▶ Exercise aim:
All of the entries need to be repeated exactly. Leave nothing out.

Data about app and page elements
+++
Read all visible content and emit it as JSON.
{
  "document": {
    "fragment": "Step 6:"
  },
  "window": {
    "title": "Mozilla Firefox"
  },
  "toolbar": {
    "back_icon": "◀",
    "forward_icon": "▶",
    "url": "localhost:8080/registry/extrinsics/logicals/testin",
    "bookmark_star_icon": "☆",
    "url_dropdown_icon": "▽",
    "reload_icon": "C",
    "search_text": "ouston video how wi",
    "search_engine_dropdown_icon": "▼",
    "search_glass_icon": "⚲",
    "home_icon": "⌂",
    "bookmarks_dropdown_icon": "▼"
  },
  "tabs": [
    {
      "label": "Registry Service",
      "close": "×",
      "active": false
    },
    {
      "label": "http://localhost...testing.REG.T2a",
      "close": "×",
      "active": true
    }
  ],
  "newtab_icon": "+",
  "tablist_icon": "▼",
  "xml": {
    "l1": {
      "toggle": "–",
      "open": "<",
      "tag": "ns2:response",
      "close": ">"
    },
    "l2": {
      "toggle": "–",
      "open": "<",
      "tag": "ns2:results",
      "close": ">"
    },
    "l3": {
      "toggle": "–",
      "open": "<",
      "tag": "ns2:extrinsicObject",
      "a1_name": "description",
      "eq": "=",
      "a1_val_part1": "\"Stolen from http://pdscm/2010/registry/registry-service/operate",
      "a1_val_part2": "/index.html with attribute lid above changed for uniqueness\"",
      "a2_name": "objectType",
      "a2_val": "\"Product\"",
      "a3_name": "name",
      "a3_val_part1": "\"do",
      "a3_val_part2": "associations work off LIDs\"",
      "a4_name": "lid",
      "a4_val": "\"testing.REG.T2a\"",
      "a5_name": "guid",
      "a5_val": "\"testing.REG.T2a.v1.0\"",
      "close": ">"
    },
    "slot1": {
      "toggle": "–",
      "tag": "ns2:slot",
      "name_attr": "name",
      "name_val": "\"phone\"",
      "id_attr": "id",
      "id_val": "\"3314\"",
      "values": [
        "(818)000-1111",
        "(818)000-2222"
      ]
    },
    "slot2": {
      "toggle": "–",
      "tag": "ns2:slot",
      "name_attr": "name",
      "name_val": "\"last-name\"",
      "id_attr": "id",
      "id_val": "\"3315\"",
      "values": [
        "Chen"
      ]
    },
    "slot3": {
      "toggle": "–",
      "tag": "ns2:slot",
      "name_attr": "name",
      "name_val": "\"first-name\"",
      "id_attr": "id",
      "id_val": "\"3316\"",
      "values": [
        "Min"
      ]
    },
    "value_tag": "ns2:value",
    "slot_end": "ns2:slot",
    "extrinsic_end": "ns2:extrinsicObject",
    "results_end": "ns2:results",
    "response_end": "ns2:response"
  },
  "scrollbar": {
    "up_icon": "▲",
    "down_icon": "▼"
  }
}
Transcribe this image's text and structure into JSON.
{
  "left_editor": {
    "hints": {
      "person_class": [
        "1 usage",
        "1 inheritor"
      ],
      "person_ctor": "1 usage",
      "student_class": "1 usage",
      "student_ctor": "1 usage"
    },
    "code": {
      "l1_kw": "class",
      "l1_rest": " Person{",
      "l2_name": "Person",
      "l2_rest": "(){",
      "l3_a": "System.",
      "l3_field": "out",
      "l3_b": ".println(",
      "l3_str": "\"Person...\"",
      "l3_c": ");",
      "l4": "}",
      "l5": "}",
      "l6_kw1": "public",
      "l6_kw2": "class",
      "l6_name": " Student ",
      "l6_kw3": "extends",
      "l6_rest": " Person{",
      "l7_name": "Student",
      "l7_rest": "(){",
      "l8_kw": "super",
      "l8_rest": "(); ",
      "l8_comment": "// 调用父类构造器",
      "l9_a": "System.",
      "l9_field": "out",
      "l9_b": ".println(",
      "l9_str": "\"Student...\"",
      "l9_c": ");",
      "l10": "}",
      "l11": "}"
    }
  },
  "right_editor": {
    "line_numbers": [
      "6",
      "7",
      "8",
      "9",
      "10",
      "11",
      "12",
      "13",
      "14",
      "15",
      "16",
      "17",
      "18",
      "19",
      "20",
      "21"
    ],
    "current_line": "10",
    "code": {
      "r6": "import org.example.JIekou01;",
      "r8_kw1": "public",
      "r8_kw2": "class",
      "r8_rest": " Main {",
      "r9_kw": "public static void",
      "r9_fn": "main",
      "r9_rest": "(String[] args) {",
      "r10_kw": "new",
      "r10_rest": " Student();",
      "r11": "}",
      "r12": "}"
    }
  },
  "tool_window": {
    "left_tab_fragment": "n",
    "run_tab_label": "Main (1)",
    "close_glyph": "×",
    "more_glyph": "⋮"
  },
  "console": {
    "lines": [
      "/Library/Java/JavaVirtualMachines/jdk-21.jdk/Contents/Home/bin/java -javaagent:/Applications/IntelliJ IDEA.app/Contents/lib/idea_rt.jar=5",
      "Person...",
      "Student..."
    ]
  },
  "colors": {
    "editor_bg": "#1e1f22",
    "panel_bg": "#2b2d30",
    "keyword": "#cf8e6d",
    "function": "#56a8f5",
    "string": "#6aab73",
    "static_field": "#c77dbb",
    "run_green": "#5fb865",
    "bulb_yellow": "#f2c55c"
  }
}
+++
▶ Result of the exercise:
Read all visible content and emit it as JSON.
{
  "document": {
    "fragment": "Step 6:"
  },
  "window": {
    "title": "Mozilla Firefox"
  },
  "toolbar": {
    "back_icon": "◀",
    "forward_icon": "▶",
    "url": "localhost:8080/registry/extrinsics/logicals/testin",
    "bookmark_star_icon": "☆",
    "url_dropdown_icon": "▽",
    "reload_icon": "C",
    "search_text": "ouston video how wi",
    "search_engine_dropdown_icon": "▼",
    "search_glass_icon": "⚲",
    "home_icon": "⌂",
    "bookmarks_dropdown_icon": "▼"
  },
  "tabs": [
    {
      "label": "Registry Service",
      "close": "×",
      "active": false
    },
    {
      "label": "http://localhost...testing.REG.T2a",
      "close": "×",
      "active": true
    }
  ],
  "newtab_icon": "+",
  "tablist_icon": "▼",
  "xml": {
    "l1": {
      "toggle": "–",
      "open": "<",
      "tag": "ns2:response",
      "close": ">"
    },
    "l2": {
      "toggle": "–",
      "open": "<",
      "tag": "ns2:results",
      "close": ">"
    },
    "l3": {
      "toggle": "–",
      "open": "<",
      "tag": "ns2:extrinsicObject",
      "a1_name": "description",
      "eq": "=",
      "a1_val_part1": "\"Stolen from http://pdscm/2010/registry/registry-service/operate",
      "a1_val_part2": "/index.html with attribute lid above changed for uniqueness\"",
      "a2_name": "objectType",
      "a2_val": "\"Product\"",
      "a3_name": "name",
      "a3_val_part1": "\"do",
      "a3_val_part2": "associations work off LIDs\"",
      "a4_name": "lid",
      "a4_val": "\"testing.REG.T2a\"",
      "a5_name": "guid",
      "a5_val": "\"testing.REG.T2a.v1.0\"",
      "close": ">"
    },
    "slot1": {
      "toggle": "–",
      "tag": "ns2:slot",
      "name_attr": "name",
      "name_val": "\"phone\"",
      "id_attr": "id",
      "id_val": "\"3314\"",
      "values": [
        "(818)000-1111",
        "(818)000-2222"
      ]
    },
    "slot2": {
      "toggle": "–",
      "tag": "ns2:slot",
      "name_attr": "name",
      "name_val": "\"last-name\"",
      "id_attr": "id",
      "id_val": "\"3315\"",
      "values": [
        "Chen"
      ]
    },
    "slot3": {
      "toggle": "–",
      "tag": "ns2:slot",
      "name_attr": "name",
      "name_val": "\"first-name\"",
      "id_attr": "id",
      "id_val": "\"3316\"",
      "values": [
        "Min"
      ]
    },
    "value_tag": "ns2:value",
    "slot_end": "ns2:slot",
    "extrinsic_end": "ns2:extrinsicObject",
    "results_end": "ns2:results",
    "response_end": "ns2:response"
  },
  "scrollbar": {
    "up_icon": "▲",
    "down_icon": "▼"
  }
}
Transcribe this image's text and structure into JSON.
{
  "left_editor": {
    "hints": {
      "person_class": [
        "1 usage",
        "1 inheritor"
      ],
      "person_ctor": "1 usage",
      "student_class": "1 usage",
      "student_ctor": "1 usage"
    },
    "code": {
      "l1_kw": "class",
      "l1_rest": " Person{",
      "l2_name": "Person",
      "l2_rest": "(){",
      "l3_a": "System.",
      "l3_field": "out",
      "l3_b": ".println(",
      "l3_str": "\"Person...\"",
      "l3_c": ");",
      "l4": "}",
      "l5": "}",
      "l6_kw1": "public",
      "l6_kw2": "class",
      "l6_name": " Student ",
      "l6_kw3": "extends",
      "l6_rest": " Person{",
      "l7_name": "Student",
      "l7_rest": "(){",
      "l8_kw": "super",
      "l8_rest": "(); ",
      "l8_comment": "// 调用父类构造器",
      "l9_a": "System.",
      "l9_field": "out",
      "l9_b": ".println(",
      "l9_str": "\"Student...\"",
      "l9_c": ");",
      "l10": "}",
      "l11": "}"
    }
  },
  "right_editor": {
    "line_numbers": [
      "6",
      "7",
      "8",
      "9",
      "10",
      "11",
      "12",
      "13",
      "14",
      "15",
      "16",
      "17",
      "18",
      "19",
      "20",
      "21"
    ],
    "current_line": "10",
    "code": {
      "r6": "import org.example.JIekou01;",
      "r8_kw1": "public",
      "r8_kw2": "class",
      "r8_rest": " Main {",
      "r9_kw": "public static void",
      "r9_fn": "main",
      "r9_rest": "(String[] args) {",
      "r10_kw": "new",
      "r10_rest": " Student();",
      "r11": "}",
      "r12": "}"
    }
  },
  "tool_window": {
    "left_tab_fragment": "n",
    "run_tab_label": "Main (1)",
    "close_glyph": "×",
    "more_glyph": "⋮"
  },
  "console": {
    "lines": [
      "/Library/Java/JavaVirtualMachines/jdk-21.jdk/Contents/Home/bin/java -javaagent:/Applications/IntelliJ IDEA.app/Contents/lib/idea_rt.jar=5",
      "Person...",
      "Student..."
    ]
  },
  "colors": {
    "editor_bg": "#1e1f22",
    "panel_bg": "#2b2d30",
    "keyword": "#cf8e6d",
    "function": "#56a8f5",
    "string": "#6aab73",
    "static_field": "#c77dbb",
    "run_green": "#5fb865",
    "bulb_yellow": "#f2c55c"
  }
}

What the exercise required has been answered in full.